AN ENGINEER’S NAMESAKE, THE KEATING CHANNEL IS A WATERWAY MOST OF US HAVE NEVER SEEN

Named after engineer EDWARD HENRY KEATING (1844-1912), the waterway is a 1,000-metre-long connecfion between Ashbridges Bay, the Don River, the inner harbour and Lake Ontario.<The Keating Channel looking east, Toronto Public Libraries, 1914>
Early on, the banks of the Channel were lined with industry, including the Toronto Shipyard Company, which built World War I vessels and freighters.The elevated Gardiner Expressway, the Cherry Street drawbridge and the condo towers of the Distillery District add some urban ambience.

HALIFAX IS LOSING ITS MASCOT – ‘THEODORE TOO’ – THE TUGBOAT IS UP FOR SALE FOR $495.000.

Trust the coronavirus for cutting tourism revenue in Nova Scotia. Ambassadors Gray Line can no longer subsidize the tug boat’s daily tours around Halifax harbour and under the bridges. Normally it would seat 49, but with social distancing that number could drop to an estimated 12. The vessel was built in DAYSPRING, Nova Scotia, and is a replica of the title character in a CBC children’s television program between 1993 to 2001.

REMEMBERING THE BILTMORE – A YONGE STREET FIXTURE FROM 1948 TO 1982

The BILTMORE, 319 Yonge Street, was one of three downtown cinemas known for showing double and triple bills for a modest admission price. The others were the Downtown and the Rio – all within a few metres of each other. The BILTMORE was constructed by the wealthy OKUN brothers, who’d made their fortune selling ladies hats under the Biltmore label.This flagship theatre had 916 seats, 300 in the balcony – and sat on land now occupied by a large shopping centre and a multiplex of 26 movie screens.<EXTERIOR PHOTOS – City of Toronto Archives>

GIBRALTAR POINT’S LIGHTHOUSE IS ONE OF TORONTO’S OLDEST BUILDINGS; PHOTO BY BRYAN BLENKIN

Built in 1808 when only 400 people lived in the Town of York (now TORONTO) this fully functional lighthouse remains on the Toronto Islands. It’s the second oldest lighthouse in Canada after Sambro Island in Halifax. It’s said that in 1815 the lighthouse keeper was murdered in the tower by soldiers from Fort York, and that his ghost still haunts the building. All that’s really known is that he disappeared on January 2, 1815. His body was never found.

DE LA SALLE OAKLANDS – “THE YELLOW BRICK HOUSE ON THE HILL”

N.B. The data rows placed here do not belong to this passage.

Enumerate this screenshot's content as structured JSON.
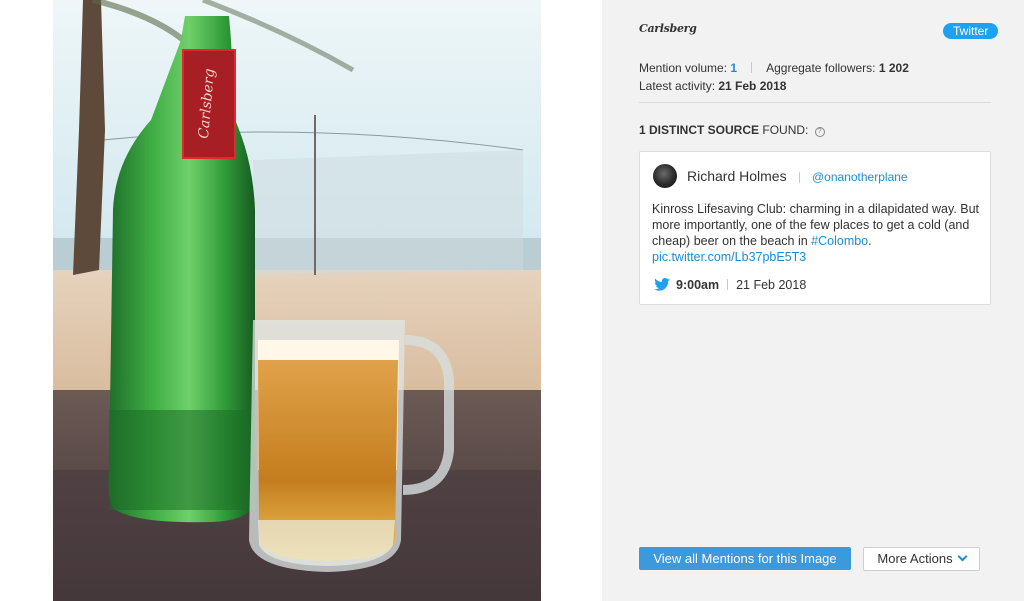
{
  "panel": {
    "brand_logo_text": "Carlsberg",
    "network_badge": "Twitter",
    "mention_volume_label": "Mention volume:",
    "mention_volume_value": "1",
    "followers_label": "Aggregate followers:",
    "followers_value": "1 202",
    "latest_activity_label": "Latest activity:",
    "latest_activity_value": "21 Feb 2018",
    "sources_count_text": "1 DISTINCT SOURCE",
    "sources_suffix": "FOUND:",
    "info_icon": "info-icon"
  },
  "tweet": {
    "author_name": "Richard Holmes",
    "author_handle": "@onanotherplane",
    "text_part1": "Kinross Lifesaving Club: charming in a dilapidated way. But more importantly, one of the few places to get a cold (and cheap) beer on the beach in ",
    "hashtag": "#Colombo",
    "text_part2": ".",
    "link": "pic.twitter.com/Lb37pbE5T3",
    "time": "9:00am",
    "date": "21 Feb 2018",
    "network_icon": "twitter-bird-icon"
  },
  "actions": {
    "view_all_label": "View all Mentions for this Image",
    "more_actions_label": "More Actions"
  },
  "image": {
    "detected_logo_label": "Carlsberg"
  },
  "colors": {
    "accent": "#1da1f2",
    "link": "#1f8bd6",
    "button": "#3c99dc",
    "detection_box": "#e0282e"
  }
}
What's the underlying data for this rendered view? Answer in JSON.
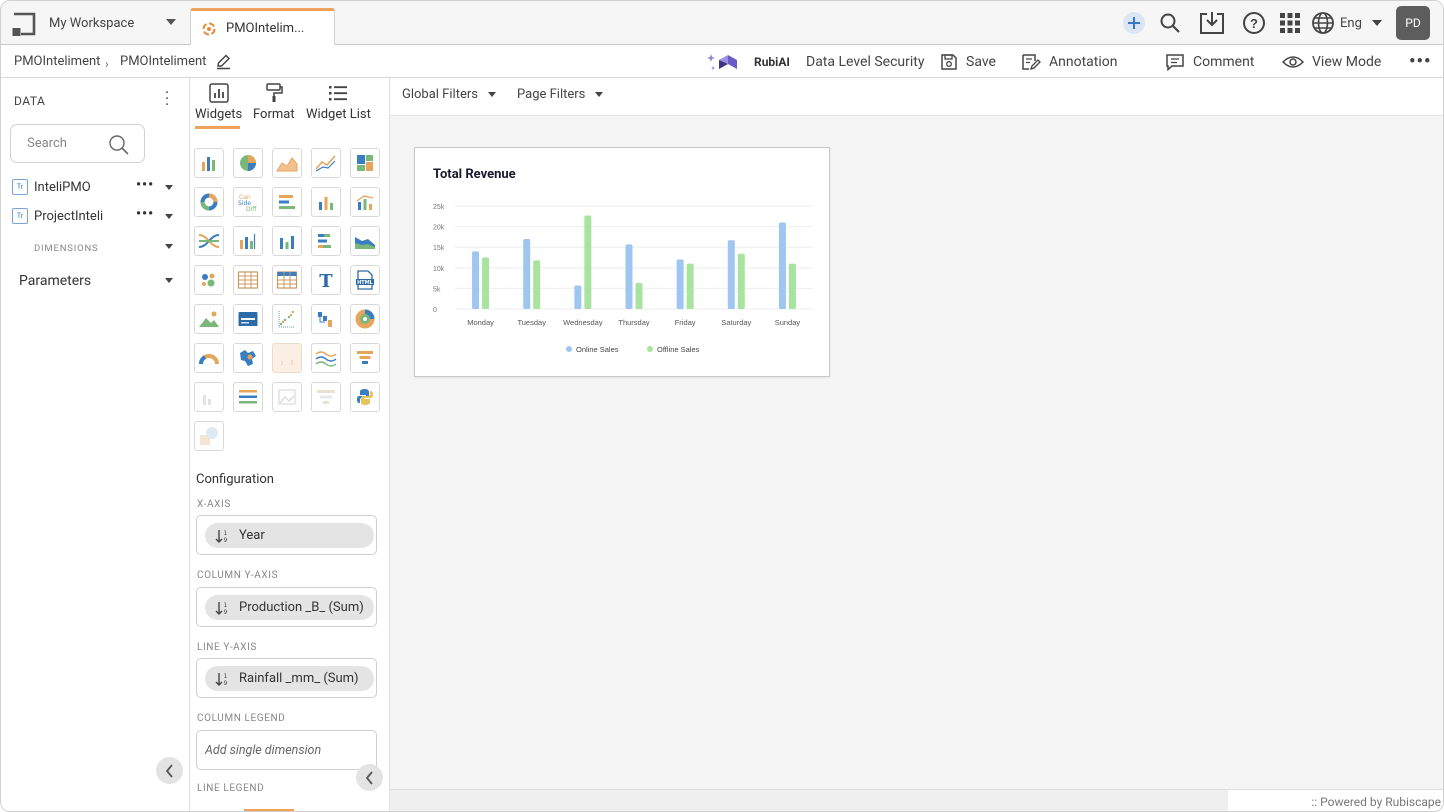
{
  "topbar": {
    "workspace": "My Workspace",
    "tab_label": "PMOIntelim...",
    "language": "Eng",
    "avatar": "PD"
  },
  "breadcrumb": {
    "first": "PMOInteliment",
    "second": "PMOInteliment"
  },
  "actions": {
    "rubi": "RubiAI",
    "security": "Data Level Security",
    "save": "Save",
    "annotation": "Annotation",
    "comment": "Comment",
    "view_mode": "View Mode"
  },
  "data_panel": {
    "title": "DATA",
    "search_placeholder": "Search",
    "datasets": [
      "InteliPMO",
      "ProjectInteli"
    ],
    "dimensions": "DIMENSIONS",
    "parameters": "Parameters"
  },
  "widget_panel": {
    "tabs": [
      "Widgets",
      "Format",
      "Widget List"
    ],
    "configuration": "Configuration",
    "x_axis_label": "X-AXIS",
    "x_axis_value": "Year",
    "column_y_label": "COLUMN Y-AXIS",
    "column_y_value": "Production _B_ (Sum)",
    "line_y_label": "LINE Y-AXIS",
    "line_y_value": "Rainfall _mm_ (Sum)",
    "column_legend_label": "COLUMN LEGEND",
    "column_legend_placeholder": "Add single dimension",
    "line_legend_label": "LINE LEGEND"
  },
  "filters": {
    "global": "Global Filters",
    "page": "Page Filters"
  },
  "footer": ":: Powered by Rubiscape",
  "colors": {
    "accent": "#f0a25a",
    "online": "#9fc6ef",
    "offline": "#a8e3a0"
  },
  "chart_data": {
    "type": "bar",
    "title": "Total Revenue",
    "categories": [
      "Monday",
      "Tuesday",
      "Wednesday",
      "Thursday",
      "Friday",
      "Saturday",
      "Sunday"
    ],
    "yticks": [
      "0",
      "5k",
      "10k",
      "15k",
      "20k",
      "25k"
    ],
    "ylim": [
      0,
      25000
    ],
    "series": [
      {
        "name": "Online Sales",
        "color": "#9fc6ef",
        "values": [
          14000,
          17000,
          5700,
          15700,
          12000,
          16700,
          21000
        ]
      },
      {
        "name": "Offline Sales",
        "color": "#a8e3a0",
        "values": [
          12500,
          11800,
          22700,
          6300,
          11000,
          13400,
          11000
        ]
      }
    ],
    "legend": "bottom"
  }
}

It sits in gothic splendour on top of the escarpment overlooking downtown TORONTO.  A heritage building – former home of Senator John MacDonald, this house (with its tower observatory) is now occupied by the Brothers of the Christian Schools.  De La Salle Oaklands, so-named for the Brothers and the great oak trees dotting the campus, is a co-educational Catholic school founded in 1851, and located here in the 1930’s.<DE LA SALLE OAKLANDS as it was in 1891>

THE WORLD’S OLDEST QUEER BOOKSHOP WAS ON A TIGHTROPE UNTIL ITS SURVIVAL FUND KICKED IN

The Glad Day Bookshop is a popular gathering place for TORONTO’s queer and trans community. Everyone is welcome – drag queens, artists, book buyers, DJs, readers and talkers. The rent for this beautiful space at 499 Church Street is $18,000 a month, which sounds like quite a responsibility, but it’s in a popular neighbourhood.Enter the Glad Day Emergency Survival Fund for LGBTQ2S artists, performers and tip-based workers, along with the Bookshop itself. MICHAEL ERICKSON, Glad Day’s lead owner told the Globe and Mail: “It was life saving. A lot of us felt powerless in this crisis (affecting the community). We didn’t know how to help – and then our fund provided people a really concrete and immediate way to give a bit of money and know they were making a difference.”So far Glad Day and other community members are staying afloat. But more donations – big and small – are most welcome at this address – http://www.gladdaylit.ca